▶ **EXERCISE REQUIREMENTS**: Read the data, and whenever a line holds the word "cargo", report that line.
(Beginning of EXCERPTED DATA)
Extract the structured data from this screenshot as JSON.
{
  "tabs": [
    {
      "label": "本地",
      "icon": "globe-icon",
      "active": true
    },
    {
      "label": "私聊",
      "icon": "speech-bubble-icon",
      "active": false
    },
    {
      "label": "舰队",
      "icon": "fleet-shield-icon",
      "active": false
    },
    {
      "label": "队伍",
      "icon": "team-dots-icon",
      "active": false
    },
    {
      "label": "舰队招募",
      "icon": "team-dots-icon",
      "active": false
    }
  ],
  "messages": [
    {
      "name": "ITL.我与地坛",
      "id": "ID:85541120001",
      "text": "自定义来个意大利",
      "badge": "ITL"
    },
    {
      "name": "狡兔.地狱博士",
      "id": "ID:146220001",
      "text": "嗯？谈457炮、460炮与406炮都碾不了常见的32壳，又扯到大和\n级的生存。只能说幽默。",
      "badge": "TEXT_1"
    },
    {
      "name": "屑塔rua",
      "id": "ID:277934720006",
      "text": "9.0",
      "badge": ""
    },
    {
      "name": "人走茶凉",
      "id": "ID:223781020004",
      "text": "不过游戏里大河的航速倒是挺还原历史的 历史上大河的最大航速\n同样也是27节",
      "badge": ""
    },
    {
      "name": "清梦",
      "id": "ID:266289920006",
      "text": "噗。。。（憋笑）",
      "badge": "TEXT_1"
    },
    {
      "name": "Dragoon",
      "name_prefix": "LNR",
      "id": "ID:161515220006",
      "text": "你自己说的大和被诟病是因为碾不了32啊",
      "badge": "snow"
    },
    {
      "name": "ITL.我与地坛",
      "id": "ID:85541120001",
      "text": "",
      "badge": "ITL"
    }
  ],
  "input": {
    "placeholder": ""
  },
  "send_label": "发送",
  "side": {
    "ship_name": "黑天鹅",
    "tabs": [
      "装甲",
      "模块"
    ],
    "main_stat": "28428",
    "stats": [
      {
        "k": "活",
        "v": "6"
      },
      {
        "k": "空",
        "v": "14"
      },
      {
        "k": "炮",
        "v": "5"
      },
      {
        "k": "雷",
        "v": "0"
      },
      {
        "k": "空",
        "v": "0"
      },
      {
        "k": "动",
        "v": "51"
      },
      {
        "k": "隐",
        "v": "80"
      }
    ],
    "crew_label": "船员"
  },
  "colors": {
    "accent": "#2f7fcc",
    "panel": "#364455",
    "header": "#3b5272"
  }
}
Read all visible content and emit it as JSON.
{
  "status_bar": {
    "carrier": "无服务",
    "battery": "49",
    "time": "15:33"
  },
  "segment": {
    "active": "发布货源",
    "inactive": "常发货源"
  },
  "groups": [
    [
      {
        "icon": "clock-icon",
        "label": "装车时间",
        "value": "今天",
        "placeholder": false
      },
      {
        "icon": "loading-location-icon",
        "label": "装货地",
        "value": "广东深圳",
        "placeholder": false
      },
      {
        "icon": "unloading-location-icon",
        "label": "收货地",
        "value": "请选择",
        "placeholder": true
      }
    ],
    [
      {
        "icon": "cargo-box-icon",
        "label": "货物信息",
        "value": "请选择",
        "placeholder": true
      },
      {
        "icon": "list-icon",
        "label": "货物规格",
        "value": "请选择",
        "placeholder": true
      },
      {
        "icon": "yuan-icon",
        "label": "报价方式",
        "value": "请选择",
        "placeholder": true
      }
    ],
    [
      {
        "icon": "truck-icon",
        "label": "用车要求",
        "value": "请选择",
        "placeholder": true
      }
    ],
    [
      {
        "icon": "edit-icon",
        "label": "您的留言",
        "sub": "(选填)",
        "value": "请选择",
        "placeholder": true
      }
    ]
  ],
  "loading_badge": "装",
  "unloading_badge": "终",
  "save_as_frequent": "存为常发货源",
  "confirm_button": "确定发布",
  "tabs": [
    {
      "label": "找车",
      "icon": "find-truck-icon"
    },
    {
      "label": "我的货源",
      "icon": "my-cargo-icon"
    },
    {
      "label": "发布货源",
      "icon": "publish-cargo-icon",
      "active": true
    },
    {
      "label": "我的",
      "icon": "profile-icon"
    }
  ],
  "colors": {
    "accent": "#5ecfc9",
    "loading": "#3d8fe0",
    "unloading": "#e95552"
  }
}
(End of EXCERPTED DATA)
▶ **ANSWER SPACE**:
        "icon": "cargo-box-icon",
      "icon": "my-cargo-icon"
      "icon": "publish-cargo-icon",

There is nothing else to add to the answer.